I was told that in a full year the profits would be in excess of £500. I found that the four vehicles were all used when purchased, and that their value, if they had to be sold on the open market, was low. They were, . however, in reasonably good condition, and, therefore, if the business were to be considered as a going concern, their value to the owner was in excess of their market value.. I actually assessed the four, in the circumstances, at a total of £600.
Unfortunately, when I came to go closely into the calculations for goodwill, I discovered some serious omissions in the proprietor's calculations for cost of operation of the vehicles. I found that instead of a prospect of £500 per annum actual profit, there was a loss of £350.
This contingency arose from the fact that in his figures for operating cost the-re was no provision for maintenance or renewal of tyres. Making a moderate allowance for those two items meant increasing the allocation for operating -costs by. £320 per annum for the four vehicles.
....Next I discovered that he had made no provision in his establishment costs for management expenses or contingencies. The item contingencies, in the case of a business in which four vehicles were operating on contract and where it might at any time be necessary to find substitute vehicles, could be a serious one. (I should point out that no spare vehicle was kept.)
I considered that a minimum allowance for that should be E300 per annum, and actually had the opinion that even at £300 I was taking a serious risk. Even if the manager drew only £4 per week as wages for himself, there was less than £100 per annum available for contingencies.
Before coming to a decision, I tried to help by going through the details of the business. The contract, I found, was for the conveyance of a material the demand for which was, in part, seasonal and was much less for six months of each year than for the remainder. Roughly, it was fair to assume that the tonnage carried during six
months would be double that conveyed during the rest of the year.
The proprietor of the business was able to give me figures for expenditure covering only three months in the busy season. His debit items were as follows: petrol, oil, wages and insurances, Excise tax, vehicle insurances, garage rent and depreciation. On the credit side were entered the amounts received for cartage. The difference between those two was entered as net profit.
According to him, the business showed, during the three months for which figures were available, net profits as follows: vehicle A, £62 10s.; vehicle B, 156 10s.; vehicle C, £24; vehicle D, £41; total, £184. Assuming that the same profit was earned in the other three months of the busy part of the year and that for the rest of the same year profits were halved, the total profit would be £552.
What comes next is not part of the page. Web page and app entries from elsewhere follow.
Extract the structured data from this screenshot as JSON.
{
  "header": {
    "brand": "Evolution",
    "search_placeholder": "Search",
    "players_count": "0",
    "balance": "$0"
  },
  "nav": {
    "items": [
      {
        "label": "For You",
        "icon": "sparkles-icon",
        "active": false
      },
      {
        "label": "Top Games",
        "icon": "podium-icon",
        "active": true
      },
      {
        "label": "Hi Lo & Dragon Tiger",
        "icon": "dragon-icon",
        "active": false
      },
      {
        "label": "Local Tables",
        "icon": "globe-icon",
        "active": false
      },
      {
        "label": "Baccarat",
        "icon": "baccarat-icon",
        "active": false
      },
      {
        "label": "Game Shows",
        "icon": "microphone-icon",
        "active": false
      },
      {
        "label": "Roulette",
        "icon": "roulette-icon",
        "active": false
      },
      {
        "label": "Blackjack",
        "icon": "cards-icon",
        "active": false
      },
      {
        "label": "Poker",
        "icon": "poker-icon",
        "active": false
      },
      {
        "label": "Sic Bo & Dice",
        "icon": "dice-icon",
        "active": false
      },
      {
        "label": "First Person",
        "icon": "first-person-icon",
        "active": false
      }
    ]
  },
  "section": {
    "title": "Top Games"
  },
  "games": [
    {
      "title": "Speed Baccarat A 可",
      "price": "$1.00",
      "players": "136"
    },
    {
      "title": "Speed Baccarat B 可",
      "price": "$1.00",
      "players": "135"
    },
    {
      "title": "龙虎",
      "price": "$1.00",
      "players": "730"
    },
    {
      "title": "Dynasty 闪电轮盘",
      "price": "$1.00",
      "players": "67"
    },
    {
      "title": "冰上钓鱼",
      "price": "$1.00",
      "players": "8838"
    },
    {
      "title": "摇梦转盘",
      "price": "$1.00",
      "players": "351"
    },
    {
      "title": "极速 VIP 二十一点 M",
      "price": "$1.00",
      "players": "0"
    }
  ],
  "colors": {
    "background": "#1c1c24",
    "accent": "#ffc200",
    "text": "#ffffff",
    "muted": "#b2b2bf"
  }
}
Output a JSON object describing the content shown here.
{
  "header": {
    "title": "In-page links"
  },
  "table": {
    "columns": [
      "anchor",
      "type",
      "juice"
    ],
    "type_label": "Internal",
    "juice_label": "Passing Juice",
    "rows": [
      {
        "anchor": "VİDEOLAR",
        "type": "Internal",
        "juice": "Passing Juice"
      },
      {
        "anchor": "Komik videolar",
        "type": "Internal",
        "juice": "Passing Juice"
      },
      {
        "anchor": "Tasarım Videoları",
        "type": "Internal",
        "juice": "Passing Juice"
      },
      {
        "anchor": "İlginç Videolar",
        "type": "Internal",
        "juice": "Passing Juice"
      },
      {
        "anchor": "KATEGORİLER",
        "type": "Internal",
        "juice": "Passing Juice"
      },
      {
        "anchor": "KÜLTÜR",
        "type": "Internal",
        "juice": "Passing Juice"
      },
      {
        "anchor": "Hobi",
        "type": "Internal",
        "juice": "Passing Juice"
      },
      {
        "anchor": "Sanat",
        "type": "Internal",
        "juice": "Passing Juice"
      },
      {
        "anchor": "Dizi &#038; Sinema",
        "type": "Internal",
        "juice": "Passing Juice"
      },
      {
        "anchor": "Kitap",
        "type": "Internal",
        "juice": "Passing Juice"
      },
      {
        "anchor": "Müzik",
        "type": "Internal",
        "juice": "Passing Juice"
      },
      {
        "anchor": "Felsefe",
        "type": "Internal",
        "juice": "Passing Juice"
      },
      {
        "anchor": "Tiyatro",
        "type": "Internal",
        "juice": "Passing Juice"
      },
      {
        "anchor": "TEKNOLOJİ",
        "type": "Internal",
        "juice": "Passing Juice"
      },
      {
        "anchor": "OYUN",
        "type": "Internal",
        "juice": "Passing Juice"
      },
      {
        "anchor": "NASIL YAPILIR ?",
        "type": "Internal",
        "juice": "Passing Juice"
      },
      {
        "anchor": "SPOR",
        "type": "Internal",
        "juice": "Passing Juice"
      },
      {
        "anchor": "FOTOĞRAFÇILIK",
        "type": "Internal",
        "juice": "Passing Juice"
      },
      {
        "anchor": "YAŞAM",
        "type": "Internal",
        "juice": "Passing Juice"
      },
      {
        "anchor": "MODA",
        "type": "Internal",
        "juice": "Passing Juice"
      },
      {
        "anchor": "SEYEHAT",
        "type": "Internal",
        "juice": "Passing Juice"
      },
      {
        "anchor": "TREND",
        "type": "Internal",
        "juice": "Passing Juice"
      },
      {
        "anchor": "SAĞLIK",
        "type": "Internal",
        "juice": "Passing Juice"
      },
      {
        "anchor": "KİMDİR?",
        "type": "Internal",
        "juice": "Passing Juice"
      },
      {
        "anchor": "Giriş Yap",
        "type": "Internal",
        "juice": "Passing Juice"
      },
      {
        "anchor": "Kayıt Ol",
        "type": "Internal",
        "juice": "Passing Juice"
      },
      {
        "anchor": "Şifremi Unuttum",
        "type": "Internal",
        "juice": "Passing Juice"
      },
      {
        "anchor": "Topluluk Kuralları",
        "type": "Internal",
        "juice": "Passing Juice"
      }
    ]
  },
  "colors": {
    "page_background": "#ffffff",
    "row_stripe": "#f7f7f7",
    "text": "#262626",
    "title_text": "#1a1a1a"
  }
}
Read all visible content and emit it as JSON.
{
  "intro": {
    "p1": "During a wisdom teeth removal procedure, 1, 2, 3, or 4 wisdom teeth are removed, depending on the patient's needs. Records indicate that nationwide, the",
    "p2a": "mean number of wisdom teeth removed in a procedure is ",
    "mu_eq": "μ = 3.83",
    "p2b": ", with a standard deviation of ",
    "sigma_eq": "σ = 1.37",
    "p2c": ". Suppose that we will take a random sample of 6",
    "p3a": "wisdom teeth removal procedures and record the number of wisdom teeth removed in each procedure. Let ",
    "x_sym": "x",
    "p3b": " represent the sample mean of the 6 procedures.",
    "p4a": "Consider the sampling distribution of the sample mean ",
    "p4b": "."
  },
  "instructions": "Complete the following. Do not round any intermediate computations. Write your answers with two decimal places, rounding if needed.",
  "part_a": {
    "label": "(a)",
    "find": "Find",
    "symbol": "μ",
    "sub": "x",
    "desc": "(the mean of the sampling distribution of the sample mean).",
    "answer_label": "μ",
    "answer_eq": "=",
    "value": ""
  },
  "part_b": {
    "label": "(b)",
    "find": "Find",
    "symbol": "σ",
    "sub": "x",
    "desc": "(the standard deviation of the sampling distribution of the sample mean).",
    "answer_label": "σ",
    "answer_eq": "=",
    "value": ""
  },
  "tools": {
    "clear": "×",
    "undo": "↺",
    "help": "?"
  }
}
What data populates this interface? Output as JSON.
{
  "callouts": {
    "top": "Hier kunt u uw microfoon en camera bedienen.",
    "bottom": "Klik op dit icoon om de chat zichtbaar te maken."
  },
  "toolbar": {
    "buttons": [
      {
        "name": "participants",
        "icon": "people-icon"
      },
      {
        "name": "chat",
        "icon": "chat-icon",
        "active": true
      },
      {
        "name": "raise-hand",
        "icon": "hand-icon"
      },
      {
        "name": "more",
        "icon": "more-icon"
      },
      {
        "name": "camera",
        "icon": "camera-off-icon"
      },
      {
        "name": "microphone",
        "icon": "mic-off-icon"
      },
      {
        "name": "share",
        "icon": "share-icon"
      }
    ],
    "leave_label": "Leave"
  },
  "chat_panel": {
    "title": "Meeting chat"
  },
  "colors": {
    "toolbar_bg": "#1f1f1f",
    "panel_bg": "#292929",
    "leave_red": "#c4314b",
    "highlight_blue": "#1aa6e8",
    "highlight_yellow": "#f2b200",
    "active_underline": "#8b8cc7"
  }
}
Actually, this assumption favoured the proprietor, because some of the items of expense would not be reduced although the volume of business was less. The taxation, garage rent and cost of insurance, for example, would be the same during the slack period as in the busy months. Wages were assumed to be reduced in proportion. (Overtime might be worked during the busy period, but not during the slack months.) The proposed purchaser was generous, for he not only agreed, that the profits during the slack period of the tear could be taken as suggested, but he also accepted the total of £552 as the basis for calculation of the value of the goodwill.
However, he did realize that there was not much in the way of fixed assets. The four vehicles represented all these. They were all old, and there was still a balance of hire-purchase instalments due. After a prolonged detailed investigation of the value of the lorries and adjustment of the profit figures to provide for the missing items. maintenance, tyres and depreciation. I calculated that instead of a profit of £552 as claimed, the business was. as I have already pointed out, being run at an annual loss of £350. S.T.R. n31